## INFORMATION
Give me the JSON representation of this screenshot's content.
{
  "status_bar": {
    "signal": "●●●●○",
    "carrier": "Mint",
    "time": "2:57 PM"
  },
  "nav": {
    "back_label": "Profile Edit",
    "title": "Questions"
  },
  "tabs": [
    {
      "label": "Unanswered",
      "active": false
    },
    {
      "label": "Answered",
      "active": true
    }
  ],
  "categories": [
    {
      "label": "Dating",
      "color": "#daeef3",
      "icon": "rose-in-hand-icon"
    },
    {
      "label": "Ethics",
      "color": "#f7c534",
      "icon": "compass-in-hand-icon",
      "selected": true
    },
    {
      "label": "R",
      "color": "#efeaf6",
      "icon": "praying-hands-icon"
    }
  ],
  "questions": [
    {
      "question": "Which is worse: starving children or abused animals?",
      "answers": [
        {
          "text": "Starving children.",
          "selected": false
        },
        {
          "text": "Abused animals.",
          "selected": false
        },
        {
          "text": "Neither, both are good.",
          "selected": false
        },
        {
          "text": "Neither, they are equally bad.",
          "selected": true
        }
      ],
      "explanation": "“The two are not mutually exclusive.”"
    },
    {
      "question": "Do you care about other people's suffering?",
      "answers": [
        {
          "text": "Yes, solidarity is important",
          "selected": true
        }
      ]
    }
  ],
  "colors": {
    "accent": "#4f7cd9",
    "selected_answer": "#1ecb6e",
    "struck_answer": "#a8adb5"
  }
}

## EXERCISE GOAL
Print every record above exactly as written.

## YOUR RESPONSE
Give me the JSON representation of this screenshot's content.
{
  "status_bar": {
    "signal": "●●●●○",
    "carrier": "Mint",
    "time": "2:57 PM"
  },
  "nav": {
    "back_label": "Profile Edit",
    "title": "Questions"
  },
  "tabs": [
    {
      "label": "Unanswered",
      "active": false
    },
    {
      "label": "Answered",
      "active": true
    }
  ],
  "categories": [
    {
      "label": "Dating",
      "color": "#daeef3",
      "icon": "rose-in-hand-icon"
    },
    {
      "label": "Ethics",
      "color": "#f7c534",
      "icon": "compass-in-hand-icon",
      "selected": true
    },
    {
      "label": "R",
      "color": "#efeaf6",
      "icon": "praying-hands-icon"
    }
  ],
  "questions": [
    {
      "question": "Which is worse: starving children or abused animals?",
      "answers": [
        {
          "text": "Starving children.",
          "selected": false
        },
        {
          "text": "Abused animals.",
          "selected": false
        },
        {
          "text": "Neither, both are good.",
          "selected": false
        },
        {
          "text": "Neither, they are equally bad.",
          "selected": true
        }
      ],
      "explanation": "“The two are not mutually exclusive.”"
    },
    {
      "question": "Do you care about other people's suffering?",
      "answers": [
        {
          "text": "Yes, solidarity is important",
          "selected": true
        }
      ]
    }
  ],
  "colors": {
    "accent": "#4f7cd9",
    "selected_answer": "#1ecb6e",
    "struck_answer": "#a8adb5"
  }
}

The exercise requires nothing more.